Domaine de Marcoux Chateauneuf-du-Pape Vieilles Vignes 2011
Critical AcclaimAll Vintages
In 1990, the Domaine became the first in the Chateauneuf-du-Pape to implement biodynamic farming practices. Their youngest vines are 40 to 60-years-old, and in short, the sisters do as little as possible to the harvested grapes. This domaine, as critic Stephen Tanzer put it, is "the essence of Chateauneuf-du-Pape."
In 2003, Robert Parker named Sophie and Catherine on his list of "Wine Personalities of Year," writing, "Over the last 12 years, the biodynamically farmed vineyard has risen to the top of Chateauneuf-du-Pape's quality hierarchy. The two red wines produced have been stunning, with the regular cuvée of Chateauneuf-du-Pape one of the finest in the appellation, and the limited production Cuvée Vieilles Vignes one of the world’s truly magnificent wines."
Famous for its full-bodied, seductive and spicy reds with flavor and aroma characteristics reminiscent of black cherry, baked raspberry, garrigue, olive tapenade, lavender and baking spice, Châteauneuf-du-Pape is the leading sub-appellation of the southern Rhône River Valley. Large pebbles resembling river rocks, called "galets" in French, dominate most of the terrain. The stones hold heat and reflect it back up to the low-lying gobelet-trained vines. Though the galets are typical, they are not prominent in every vineyard. Chateau Rayas is the most obvious deviation with very sandy soil.
According to law, eighteen grape varieties are allowed in Châteauneuf-du-Pape and most wines are blends of some mix of these. For reds, Grenache is the star player with Mourvedre and Syrah coming typically second.

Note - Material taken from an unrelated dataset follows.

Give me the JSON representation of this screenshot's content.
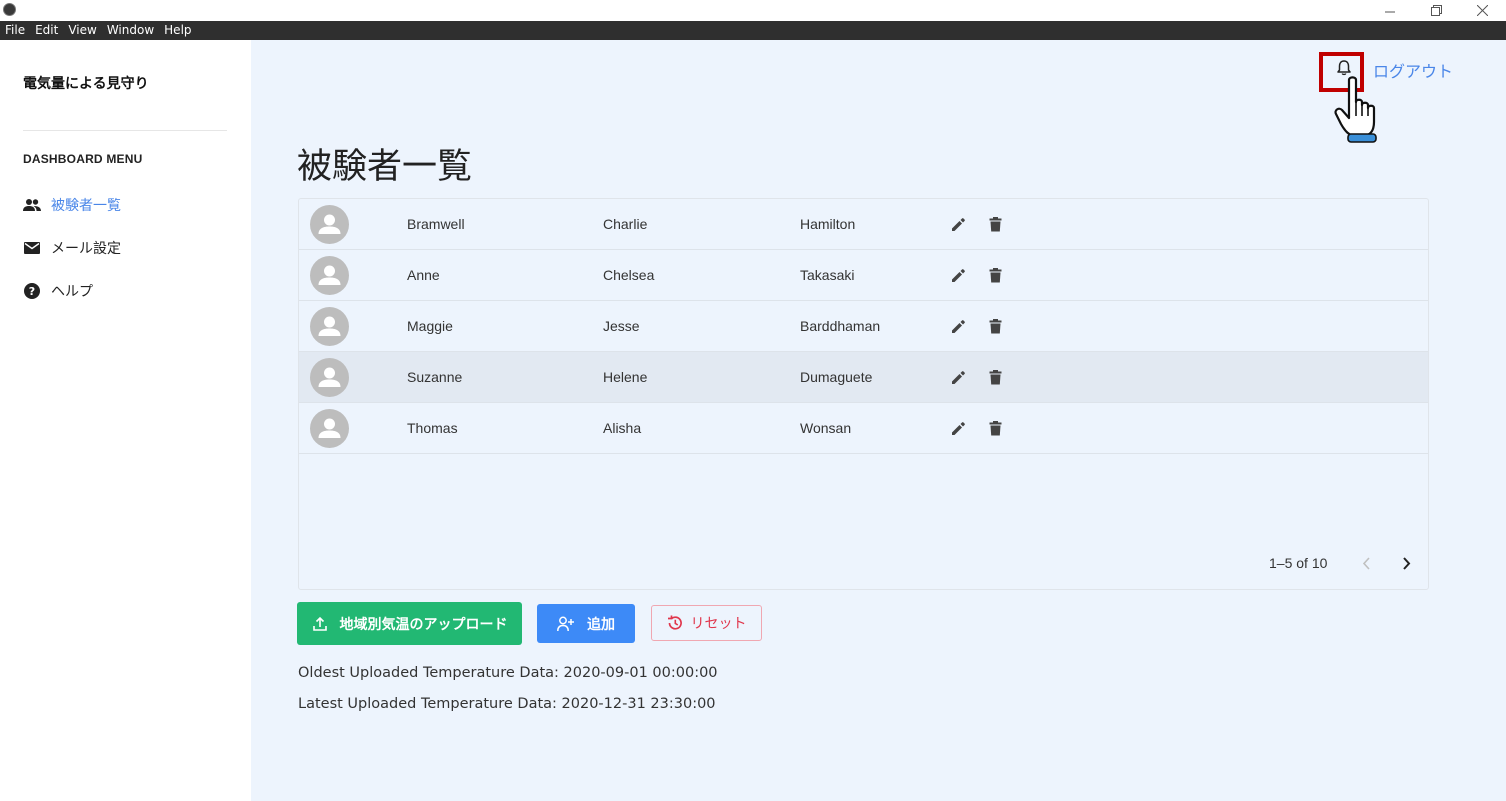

Others used include Cinsault, Counoise and occasionally Muscardin, Vaccarèse, Picquepoul Noir and Terret Noir.
Only about 6-7% of wine from Châteauneuf-du-Pape is white wine. Blends and single-varietal bottlings are typically based on the soft and floral Grenache Blanc but Clairette, Bourboulenc and Roussanne are grown with some significance.
The wine of Chateauneuf-du-Pape takes its name from the relocation of the papal court to Avignon. The lore says that after moving in 1309, Pope Clément V (after whom Chateau Pape-Clément in Pessac-Léognan is named) ordered that vines were planted. But it was actually his successor, John XXII, who established the vineyards. The name however, Chateauneuf-du-Pape, translated as "the pope's new castle," didn’t really stick until the 19th century.
With bold fruit flavors and accents of sweet spice, Grenache, Syrah and Mourvèdre form the base of the classic Rhône Red Blend, while Carignan, Cinsault and Counoise often come in to play. Though they originated from France’s southern Rhône Valley, with some creative interpretation, Rhône blends have also become popular in other countries. Somm Secret—Putting their own local spin on the Rhône Red Blend, those from Priorat often include Merlot and Cabernet Sauvignon. In California, it is not uncommon to see Petite Sirah make an appearance.